WASHINGTON — Rock-bottom interest rates are still needed to aid the economic recovery, but there’s a chance that the Federal Reserve may have to start raising rates before the nation’s unemployment rate drops significantly, Dennis Lockhart, president of the Federal Reserve Bank of Atlanta, said Wednesday.

After suffering from the worst and longest recession since the 1930s, the economy seems to be on a path for moderate growth, a little below a 3 percent pace for the January-to-March quarter, Lockhart said in a speech in Hartford, Conn.

The unemployment rate now stands at 9.7 percent. The Fed, along with many private economists, predict the jobless rate will stay high over the next two years because economic growth won’t be robust enough to drive it down quickly.

Treasury Secretary Timothy Geithner, meanwhile, took the Obama administration’s message on overhauling financial regulation and aiding small businesses to the industrial heartland. On a visit to Pittsburgh, Geithner said the economy “is gradually, but definitely, getting stronger.”

“We need to do more now to help businesses expand investment and put people back to work,” he said in an address at the United Steelworkers union’s headquarters. “This is still a very tough economy.”

What’s needed, Geither said, are new tax cuts and credit programs from Congress for small businesses, a rebuilt national infrastructure, expanded exports, and aid to cities and states to keep public employees working.

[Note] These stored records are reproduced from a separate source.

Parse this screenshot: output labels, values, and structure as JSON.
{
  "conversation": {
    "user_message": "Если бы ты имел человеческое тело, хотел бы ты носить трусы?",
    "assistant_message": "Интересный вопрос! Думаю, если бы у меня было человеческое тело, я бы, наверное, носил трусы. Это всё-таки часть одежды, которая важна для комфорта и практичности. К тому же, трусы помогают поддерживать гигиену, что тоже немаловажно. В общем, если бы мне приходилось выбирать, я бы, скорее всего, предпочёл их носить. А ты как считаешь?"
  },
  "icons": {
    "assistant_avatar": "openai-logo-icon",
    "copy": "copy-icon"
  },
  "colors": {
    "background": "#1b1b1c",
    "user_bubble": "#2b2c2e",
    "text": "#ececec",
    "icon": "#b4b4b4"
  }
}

Economists estimate that employers added around 190,000 jobs in March, in what they hope will be the start of consistent payroll gains. If they are right, it would mark the biggest jobs gain in three years and only the second month since the recession started in December 2007 that the economy actually added jobs.

The government releases its employment report on Friday. Analysts think the jobless rate will stay at 9.7 percent for the third straight month.

Lockhart indicated that the Fed shouldn’t keep holding rates at low levels until the unemployment rate drops to where it was before the recession — around 4.5 percent, a rate that many analysts believe is better than normal.